Work instructions>
Would you repeat the entries below word for word and omit the pictures?

━━━ Data supplied ━━━

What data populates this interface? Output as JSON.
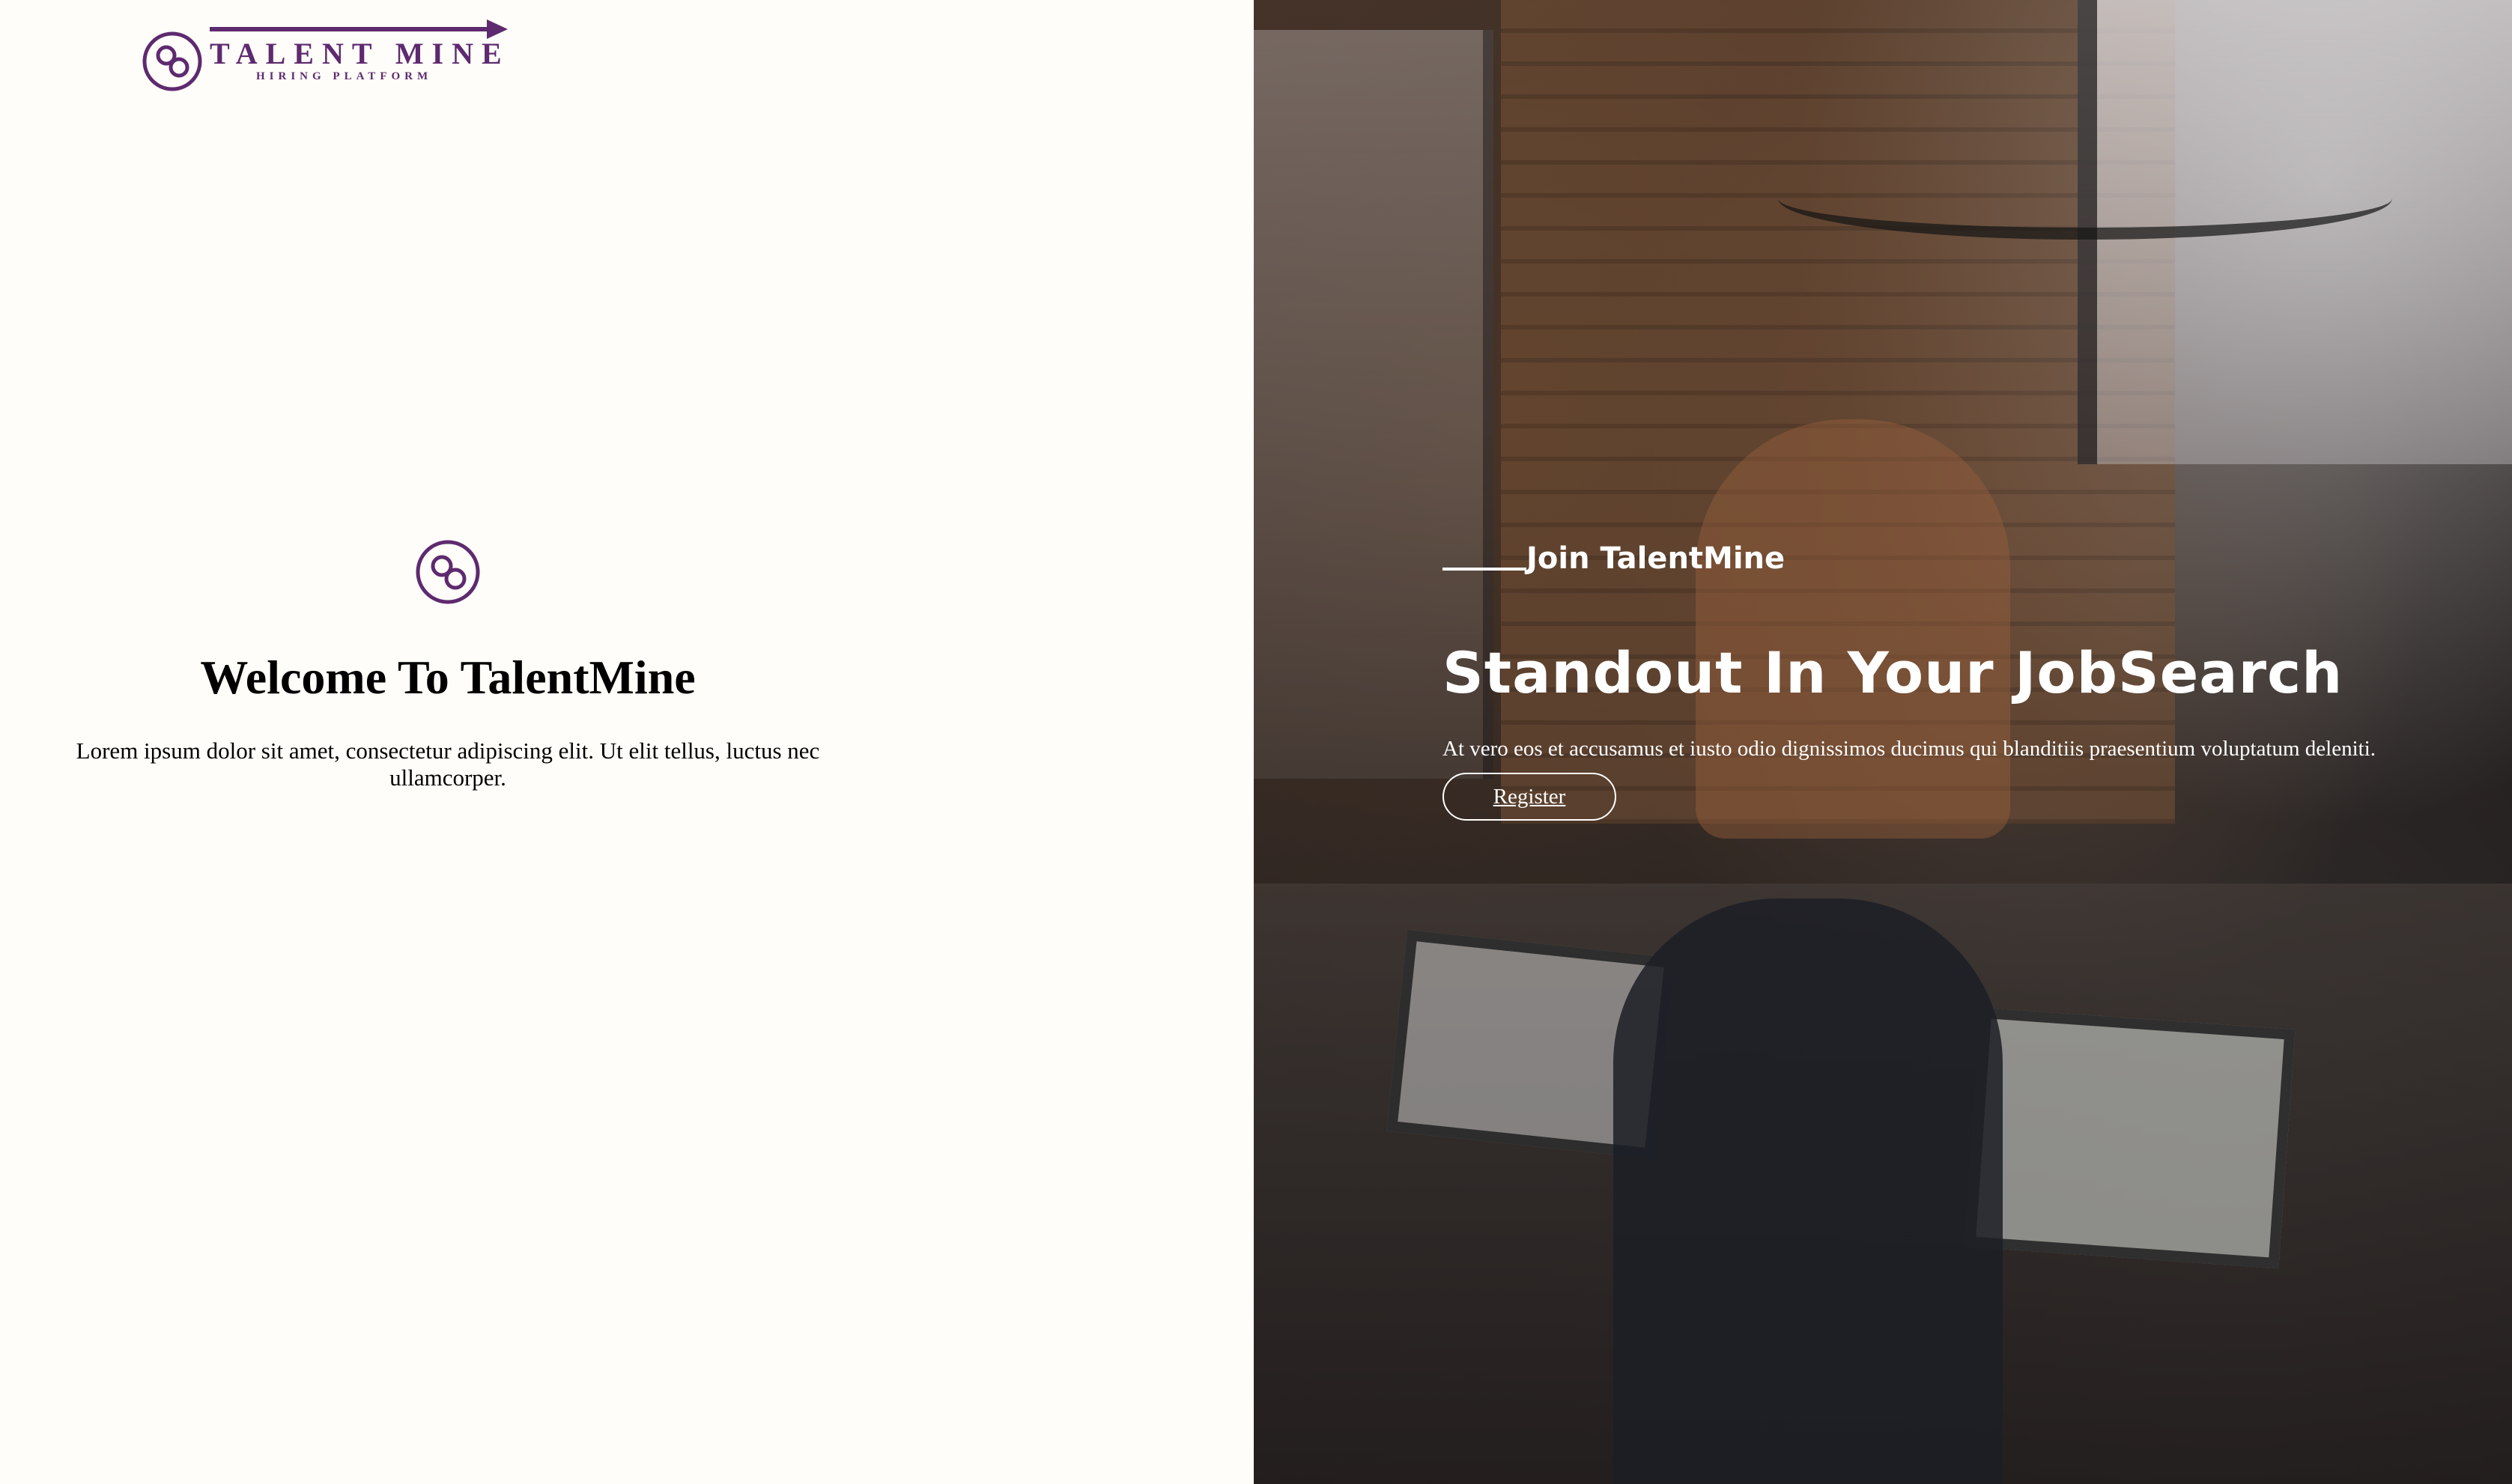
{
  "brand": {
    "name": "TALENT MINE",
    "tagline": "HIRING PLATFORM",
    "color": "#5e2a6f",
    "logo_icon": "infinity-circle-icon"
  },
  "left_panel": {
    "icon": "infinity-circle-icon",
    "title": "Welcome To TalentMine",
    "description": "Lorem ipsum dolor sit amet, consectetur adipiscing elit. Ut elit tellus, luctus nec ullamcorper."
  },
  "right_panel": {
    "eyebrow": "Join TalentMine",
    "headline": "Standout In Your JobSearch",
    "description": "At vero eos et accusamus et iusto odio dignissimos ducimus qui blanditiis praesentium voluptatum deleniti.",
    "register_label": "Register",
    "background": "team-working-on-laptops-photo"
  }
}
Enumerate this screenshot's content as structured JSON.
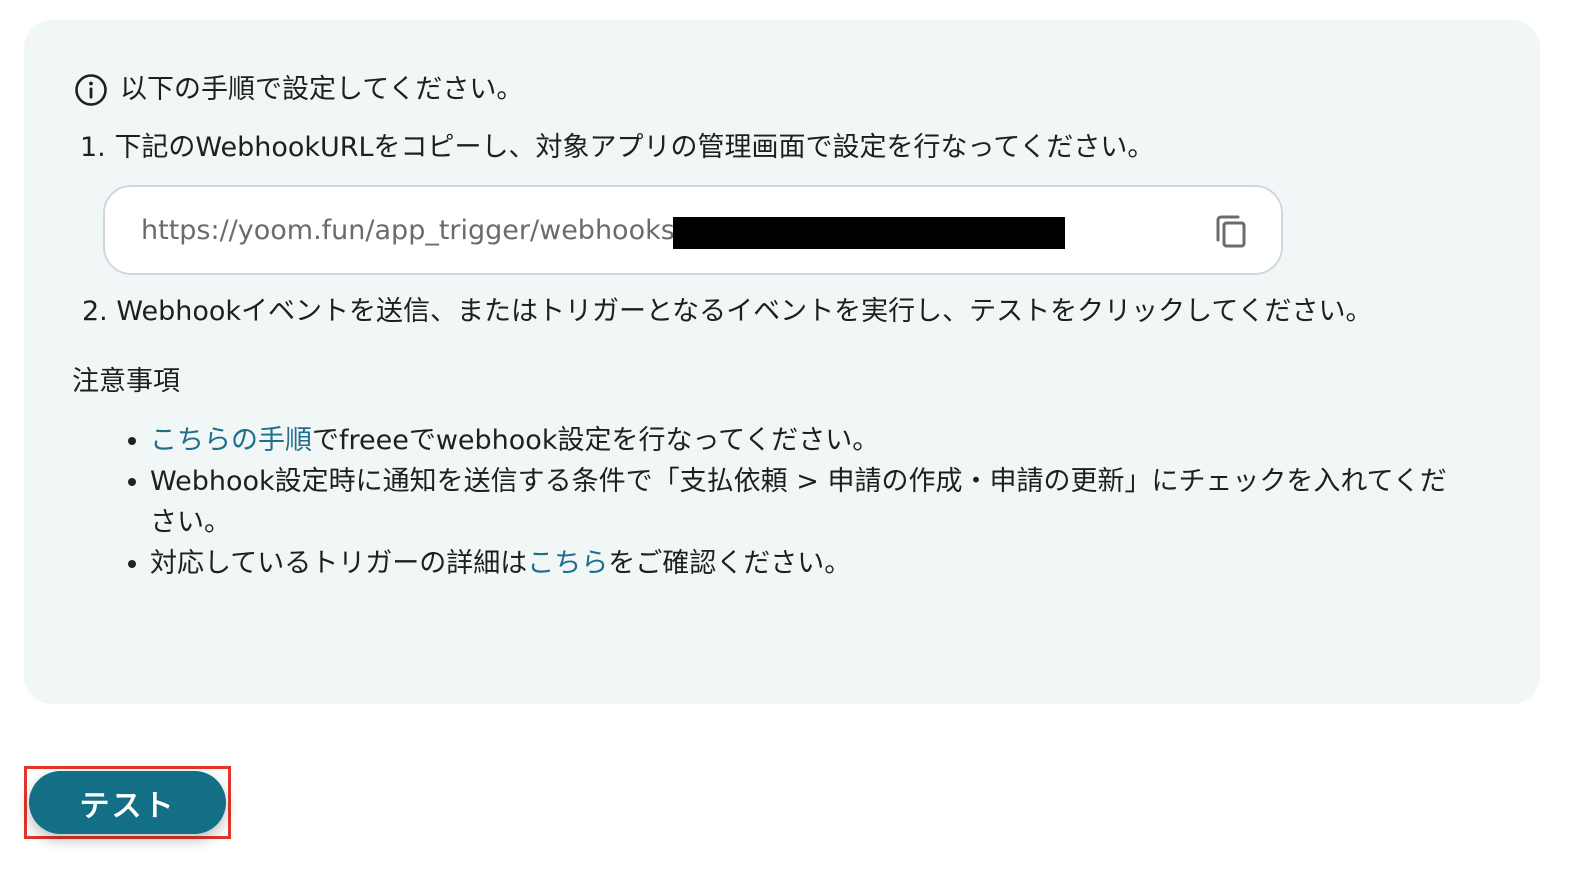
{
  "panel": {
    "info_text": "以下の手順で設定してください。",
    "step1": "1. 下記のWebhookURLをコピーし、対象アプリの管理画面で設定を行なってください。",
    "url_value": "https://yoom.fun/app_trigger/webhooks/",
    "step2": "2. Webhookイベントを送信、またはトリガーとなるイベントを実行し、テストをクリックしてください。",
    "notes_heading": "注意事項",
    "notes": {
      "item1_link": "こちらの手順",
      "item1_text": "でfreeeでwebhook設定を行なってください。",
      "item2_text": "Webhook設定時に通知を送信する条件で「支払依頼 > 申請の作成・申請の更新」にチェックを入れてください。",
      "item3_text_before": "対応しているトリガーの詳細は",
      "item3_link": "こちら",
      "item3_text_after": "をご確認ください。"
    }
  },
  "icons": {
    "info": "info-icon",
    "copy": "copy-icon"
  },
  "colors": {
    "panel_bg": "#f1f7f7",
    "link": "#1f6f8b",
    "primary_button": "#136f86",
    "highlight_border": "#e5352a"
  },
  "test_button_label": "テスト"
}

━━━

Exercise response>
What data populates this interface? Output as JSON.
{
  "brand": {
    "name": "TALENT MINE",
    "tagline": "HIRING PLATFORM",
    "color": "#5e2a6f",
    "logo_icon": "infinity-circle-icon"
  },
  "left_panel": {
    "icon": "infinity-circle-icon",
    "title": "Welcome To TalentMine",
    "description": "Lorem ipsum dolor sit amet, consectetur adipiscing elit. Ut elit tellus, luctus nec ullamcorper."
  },
  "right_panel": {
    "eyebrow": "Join TalentMine",
    "headline": "Standout In Your JobSearch",
    "description": "At vero eos et accusamus et iusto odio dignissimos ducimus qui blanditiis praesentium voluptatum deleniti.",
    "register_label": "Register",
    "background": "team-working-on-laptops-photo"
  }
}
Enumerate this screenshot's content as structured JSON.
{
  "panel": {
    "info_text": "以下の手順で設定してください。",
    "step1": "1. 下記のWebhookURLをコピーし、対象アプリの管理画面で設定を行なってください。",
    "url_value": "https://yoom.fun/app_trigger/webhooks/",
    "step2": "2. Webhookイベントを送信、またはトリガーとなるイベントを実行し、テストをクリックしてください。",
    "notes_heading": "注意事項",
    "notes": {
      "item1_link": "こちらの手順",
      "item1_text": "でfreeeでwebhook設定を行なってください。",
      "item2_text": "Webhook設定時に通知を送信する条件で「支払依頼 > 申請の作成・申請の更新」にチェックを入れてください。",
      "item3_text_before": "対応しているトリガーの詳細は",
      "item3_link": "こちら",
      "item3_text_after": "をご確認ください。"
    }
  },
  "icons": {
    "info": "info-icon",
    "copy": "copy-icon"
  },
  "colors": {
    "panel_bg": "#f1f7f7",
    "link": "#1f6f8b",
    "primary_button": "#136f86",
    "highlight_border": "#e5352a"
  },
  "test_button_label": "テスト"
}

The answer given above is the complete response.